We’ve come a long way since the days of the chamber pot and the cry of “garde à l’eau!” as people chucked the contents on to the streets. (Did you know it is this phrase that led to the English word ‘loo’?)

Over the years, toilets have become rather more sophisticated – from Sir John Harrington, the godson of Elizabeth I, who invented the flushable water closet in the late 1500s, to Alexander Cummings’ revolutionary S-trap, patented in 1775 – there have long been efforts to improve bathroom technology.

It was the 20th century that saw bathroom technology develop rapidly, with the advent of flushable valves, close-coupled toilets and automatic flushing systems among other introductions.

However, the toilet of the 21st century is yet another concept and we are seeing the rise of the smart toilet. Not surprisingly, the Japanese are at the forefront of these high-tech developments.

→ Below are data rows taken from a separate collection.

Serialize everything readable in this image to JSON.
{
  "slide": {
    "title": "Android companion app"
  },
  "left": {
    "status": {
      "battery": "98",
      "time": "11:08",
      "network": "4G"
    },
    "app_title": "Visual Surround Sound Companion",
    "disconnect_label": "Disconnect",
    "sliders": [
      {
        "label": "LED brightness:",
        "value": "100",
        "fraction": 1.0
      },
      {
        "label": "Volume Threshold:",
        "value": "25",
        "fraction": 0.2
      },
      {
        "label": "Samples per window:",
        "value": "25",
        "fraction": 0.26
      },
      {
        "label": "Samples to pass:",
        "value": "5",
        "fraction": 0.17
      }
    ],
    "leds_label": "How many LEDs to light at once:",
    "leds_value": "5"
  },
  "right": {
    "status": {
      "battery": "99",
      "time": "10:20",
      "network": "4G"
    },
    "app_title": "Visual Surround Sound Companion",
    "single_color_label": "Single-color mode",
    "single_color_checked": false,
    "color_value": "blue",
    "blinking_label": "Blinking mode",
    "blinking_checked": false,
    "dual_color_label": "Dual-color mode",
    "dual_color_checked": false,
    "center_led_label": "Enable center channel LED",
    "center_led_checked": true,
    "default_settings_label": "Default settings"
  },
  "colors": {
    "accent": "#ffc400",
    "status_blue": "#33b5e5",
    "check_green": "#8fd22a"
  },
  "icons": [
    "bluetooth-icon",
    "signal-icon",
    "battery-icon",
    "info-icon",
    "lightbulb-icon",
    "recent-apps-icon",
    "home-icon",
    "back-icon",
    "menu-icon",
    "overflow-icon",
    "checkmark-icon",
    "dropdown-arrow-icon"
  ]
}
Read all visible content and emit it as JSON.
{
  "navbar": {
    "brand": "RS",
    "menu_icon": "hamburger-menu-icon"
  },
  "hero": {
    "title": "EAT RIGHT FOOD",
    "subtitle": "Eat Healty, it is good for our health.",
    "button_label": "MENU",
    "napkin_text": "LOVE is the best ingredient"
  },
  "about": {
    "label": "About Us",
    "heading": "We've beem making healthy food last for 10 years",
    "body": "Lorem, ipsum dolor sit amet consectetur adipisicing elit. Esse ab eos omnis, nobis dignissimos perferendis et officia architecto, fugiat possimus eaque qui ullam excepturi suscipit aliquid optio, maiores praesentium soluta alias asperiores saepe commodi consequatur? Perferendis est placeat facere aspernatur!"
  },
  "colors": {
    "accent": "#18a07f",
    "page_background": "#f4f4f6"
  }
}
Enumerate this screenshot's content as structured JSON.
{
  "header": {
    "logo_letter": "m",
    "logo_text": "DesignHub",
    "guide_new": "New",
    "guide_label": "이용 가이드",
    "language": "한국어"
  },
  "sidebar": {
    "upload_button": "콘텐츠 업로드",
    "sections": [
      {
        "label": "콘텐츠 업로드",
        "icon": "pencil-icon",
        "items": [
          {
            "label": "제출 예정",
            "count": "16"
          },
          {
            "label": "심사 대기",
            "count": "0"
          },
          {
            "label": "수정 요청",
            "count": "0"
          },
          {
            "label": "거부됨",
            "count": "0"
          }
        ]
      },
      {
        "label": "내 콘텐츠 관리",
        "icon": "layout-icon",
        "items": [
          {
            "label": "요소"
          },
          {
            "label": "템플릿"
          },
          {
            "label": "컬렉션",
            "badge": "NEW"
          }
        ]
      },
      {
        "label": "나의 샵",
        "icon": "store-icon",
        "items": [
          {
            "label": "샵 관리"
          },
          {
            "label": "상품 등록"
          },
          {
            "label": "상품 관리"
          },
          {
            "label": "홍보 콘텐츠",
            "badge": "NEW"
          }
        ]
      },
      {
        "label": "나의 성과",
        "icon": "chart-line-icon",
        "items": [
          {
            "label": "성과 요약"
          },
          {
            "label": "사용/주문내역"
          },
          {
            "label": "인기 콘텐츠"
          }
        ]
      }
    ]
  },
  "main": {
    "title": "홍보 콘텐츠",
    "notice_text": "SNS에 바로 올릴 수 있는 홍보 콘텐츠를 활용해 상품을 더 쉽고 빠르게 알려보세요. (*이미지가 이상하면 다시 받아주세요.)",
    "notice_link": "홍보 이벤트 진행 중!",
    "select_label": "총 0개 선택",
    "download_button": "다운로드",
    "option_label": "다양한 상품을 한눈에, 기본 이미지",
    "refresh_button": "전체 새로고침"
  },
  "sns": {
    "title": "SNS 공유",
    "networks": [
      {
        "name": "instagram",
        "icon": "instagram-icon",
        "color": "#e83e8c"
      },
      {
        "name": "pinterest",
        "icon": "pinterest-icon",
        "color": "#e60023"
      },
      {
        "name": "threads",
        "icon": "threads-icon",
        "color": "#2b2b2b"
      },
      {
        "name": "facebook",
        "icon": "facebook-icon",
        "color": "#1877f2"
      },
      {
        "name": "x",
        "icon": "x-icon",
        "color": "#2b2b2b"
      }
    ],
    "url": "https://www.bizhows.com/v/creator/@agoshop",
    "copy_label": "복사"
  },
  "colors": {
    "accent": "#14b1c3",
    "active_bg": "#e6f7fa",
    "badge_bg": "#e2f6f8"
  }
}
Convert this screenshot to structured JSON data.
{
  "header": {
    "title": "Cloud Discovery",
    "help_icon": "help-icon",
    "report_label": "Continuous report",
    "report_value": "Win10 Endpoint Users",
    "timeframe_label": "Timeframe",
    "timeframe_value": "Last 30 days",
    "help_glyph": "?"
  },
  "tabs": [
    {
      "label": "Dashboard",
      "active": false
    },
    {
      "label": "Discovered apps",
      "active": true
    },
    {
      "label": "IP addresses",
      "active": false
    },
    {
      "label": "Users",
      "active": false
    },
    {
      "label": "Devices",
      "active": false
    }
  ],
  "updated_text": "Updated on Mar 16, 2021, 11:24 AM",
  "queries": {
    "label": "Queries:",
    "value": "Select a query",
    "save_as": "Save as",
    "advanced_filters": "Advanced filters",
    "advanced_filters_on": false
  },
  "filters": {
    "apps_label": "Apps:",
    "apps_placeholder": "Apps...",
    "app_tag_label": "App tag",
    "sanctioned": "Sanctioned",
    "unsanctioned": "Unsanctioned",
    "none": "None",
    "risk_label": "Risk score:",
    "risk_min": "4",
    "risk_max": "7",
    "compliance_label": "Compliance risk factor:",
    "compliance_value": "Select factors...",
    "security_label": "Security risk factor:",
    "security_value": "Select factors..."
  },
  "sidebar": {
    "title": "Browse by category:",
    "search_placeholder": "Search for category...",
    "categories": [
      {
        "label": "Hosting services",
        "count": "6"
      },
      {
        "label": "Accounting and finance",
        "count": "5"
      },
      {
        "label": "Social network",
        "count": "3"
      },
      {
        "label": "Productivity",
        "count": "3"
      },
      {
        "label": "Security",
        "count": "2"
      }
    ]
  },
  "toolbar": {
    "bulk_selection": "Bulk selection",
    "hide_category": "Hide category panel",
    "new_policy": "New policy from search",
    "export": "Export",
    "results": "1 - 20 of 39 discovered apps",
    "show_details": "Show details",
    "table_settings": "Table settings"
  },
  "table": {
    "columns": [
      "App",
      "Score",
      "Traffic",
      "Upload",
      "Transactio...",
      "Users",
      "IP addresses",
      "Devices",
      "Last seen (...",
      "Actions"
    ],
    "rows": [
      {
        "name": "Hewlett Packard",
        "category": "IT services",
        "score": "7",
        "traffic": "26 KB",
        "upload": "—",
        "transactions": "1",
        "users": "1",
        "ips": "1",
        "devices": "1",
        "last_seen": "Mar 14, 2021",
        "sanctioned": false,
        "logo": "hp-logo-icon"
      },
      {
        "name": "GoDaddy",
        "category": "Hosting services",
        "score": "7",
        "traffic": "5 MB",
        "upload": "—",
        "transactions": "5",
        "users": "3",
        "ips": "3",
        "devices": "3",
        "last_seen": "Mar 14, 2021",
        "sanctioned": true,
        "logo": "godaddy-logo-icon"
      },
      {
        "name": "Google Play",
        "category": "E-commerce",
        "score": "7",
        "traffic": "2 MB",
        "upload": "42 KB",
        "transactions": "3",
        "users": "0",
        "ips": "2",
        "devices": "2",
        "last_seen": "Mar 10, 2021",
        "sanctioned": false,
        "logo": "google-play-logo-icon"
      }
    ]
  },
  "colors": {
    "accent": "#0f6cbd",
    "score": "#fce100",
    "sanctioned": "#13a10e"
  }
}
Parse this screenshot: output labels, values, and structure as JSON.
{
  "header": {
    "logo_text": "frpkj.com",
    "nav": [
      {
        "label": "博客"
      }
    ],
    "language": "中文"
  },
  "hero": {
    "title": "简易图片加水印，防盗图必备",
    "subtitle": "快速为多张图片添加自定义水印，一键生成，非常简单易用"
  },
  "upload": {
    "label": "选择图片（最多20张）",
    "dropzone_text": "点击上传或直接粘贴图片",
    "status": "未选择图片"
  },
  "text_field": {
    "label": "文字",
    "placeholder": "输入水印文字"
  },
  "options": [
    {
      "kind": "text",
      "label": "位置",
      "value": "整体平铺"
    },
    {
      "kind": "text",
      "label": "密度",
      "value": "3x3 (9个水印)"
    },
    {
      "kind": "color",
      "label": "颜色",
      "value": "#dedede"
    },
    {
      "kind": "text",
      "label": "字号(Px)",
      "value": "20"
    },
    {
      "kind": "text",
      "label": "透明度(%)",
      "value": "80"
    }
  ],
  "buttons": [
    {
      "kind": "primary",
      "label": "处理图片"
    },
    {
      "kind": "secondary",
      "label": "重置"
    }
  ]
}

Smart toilet? Well, yes. Seat heating, coloured lighting, automatic lid openers and slow-closing lids, built-in deodorisers (no need for a spray of VIPoo, with that particular feature), and self-cleaning features such as using UV light, which interacts with the bowl to electrolyse and then sanitise the water. Even privvies that have music playing while you’re on the throne and those that can be controlled by an app.

These are fun – OK, not absolutely necessary – advancements that we’re likely to see only in the homes of celebs and multi-millionaires who have thousands of pounds to spend on a super-lav.

Other technologies, however, such as remote-controlled bidet with adjustable washing and flushing modes, and adjustable air dryers, are proving to be hugely helpful for the disabled and the elderly. We can imagine a time when these will become mainstream.

But controlling a toilet from an app and having mood music and tunes playing? Not for us, thanks!